| Directions |
Reproduce exactly the lines from the one containing "Read all visible content and emit it as JSON." through the last line of the records below, both included, and nothing else.

START Data provided

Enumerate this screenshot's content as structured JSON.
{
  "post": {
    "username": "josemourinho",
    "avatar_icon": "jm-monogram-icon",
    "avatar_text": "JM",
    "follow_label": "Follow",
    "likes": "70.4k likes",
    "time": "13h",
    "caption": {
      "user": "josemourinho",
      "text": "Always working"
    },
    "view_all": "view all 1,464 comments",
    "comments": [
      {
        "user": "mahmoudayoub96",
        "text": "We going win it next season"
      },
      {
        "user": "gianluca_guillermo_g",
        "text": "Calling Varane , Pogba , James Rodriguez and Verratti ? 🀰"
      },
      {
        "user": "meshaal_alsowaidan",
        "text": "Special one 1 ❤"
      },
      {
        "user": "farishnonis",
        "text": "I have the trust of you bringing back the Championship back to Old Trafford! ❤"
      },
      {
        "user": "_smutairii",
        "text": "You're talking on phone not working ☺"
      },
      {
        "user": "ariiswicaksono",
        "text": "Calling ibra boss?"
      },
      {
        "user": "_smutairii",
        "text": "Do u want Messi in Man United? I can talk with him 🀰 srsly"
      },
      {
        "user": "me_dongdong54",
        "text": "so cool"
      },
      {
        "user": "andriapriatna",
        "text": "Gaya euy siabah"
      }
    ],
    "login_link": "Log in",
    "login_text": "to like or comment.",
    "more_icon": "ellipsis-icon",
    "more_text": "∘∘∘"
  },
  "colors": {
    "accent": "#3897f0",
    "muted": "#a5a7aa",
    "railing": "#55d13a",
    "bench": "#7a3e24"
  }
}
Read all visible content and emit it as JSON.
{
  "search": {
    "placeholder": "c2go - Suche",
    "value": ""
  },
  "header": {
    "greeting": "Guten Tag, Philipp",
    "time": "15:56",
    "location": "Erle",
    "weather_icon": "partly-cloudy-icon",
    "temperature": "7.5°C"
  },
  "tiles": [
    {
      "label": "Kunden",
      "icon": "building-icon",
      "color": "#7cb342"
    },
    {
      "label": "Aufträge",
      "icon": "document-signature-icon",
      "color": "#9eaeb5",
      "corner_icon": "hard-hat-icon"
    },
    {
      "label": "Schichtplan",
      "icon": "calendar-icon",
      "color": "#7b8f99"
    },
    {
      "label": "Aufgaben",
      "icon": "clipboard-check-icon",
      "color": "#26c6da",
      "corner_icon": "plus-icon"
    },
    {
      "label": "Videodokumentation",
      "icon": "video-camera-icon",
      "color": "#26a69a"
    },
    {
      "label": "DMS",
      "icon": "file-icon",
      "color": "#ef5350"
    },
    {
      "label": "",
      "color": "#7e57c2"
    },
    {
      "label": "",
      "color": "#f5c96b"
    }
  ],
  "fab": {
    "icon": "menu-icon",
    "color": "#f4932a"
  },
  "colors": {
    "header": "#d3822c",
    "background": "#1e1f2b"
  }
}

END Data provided

| Solution |
Read all visible content and emit it as JSON.
{
  "search": {
    "placeholder": "c2go - Suche",
    "value": ""
  },
  "header": {
    "greeting": "Guten Tag, Philipp",
    "time": "15:56",
    "location": "Erle",
    "weather_icon": "partly-cloudy-icon",
    "temperature": "7.5°C"
  },
  "tiles": [
    {
      "label": "Kunden",
      "icon": "building-icon",
      "color": "#7cb342"
    },
    {
      "label": "Aufträge",
      "icon": "document-signature-icon",
      "color": "#9eaeb5",
      "corner_icon": "hard-hat-icon"
    },
    {
      "label": "Schichtplan",
      "icon": "calendar-icon",
      "color": "#7b8f99"
    },
    {
      "label": "Aufgaben",
      "icon": "clipboard-check-icon",
      "color": "#26c6da",
      "corner_icon": "plus-icon"
    },
    {
      "label": "Videodokumentation",
      "icon": "video-camera-icon",
      "color": "#26a69a"
    },
    {
      "label": "DMS",
      "icon": "file-icon",
      "color": "#ef5350"
    },
    {
      "label": "",
      "color": "#7e57c2"
    },
    {
      "label": "",
      "color": "#f5c96b"
    }
  ],
  "fab": {
    "icon": "menu-icon",
    "color": "#f4932a"
  },
  "colors": {
    "header": "#d3822c",
    "background": "#1e1f2b"
  }
}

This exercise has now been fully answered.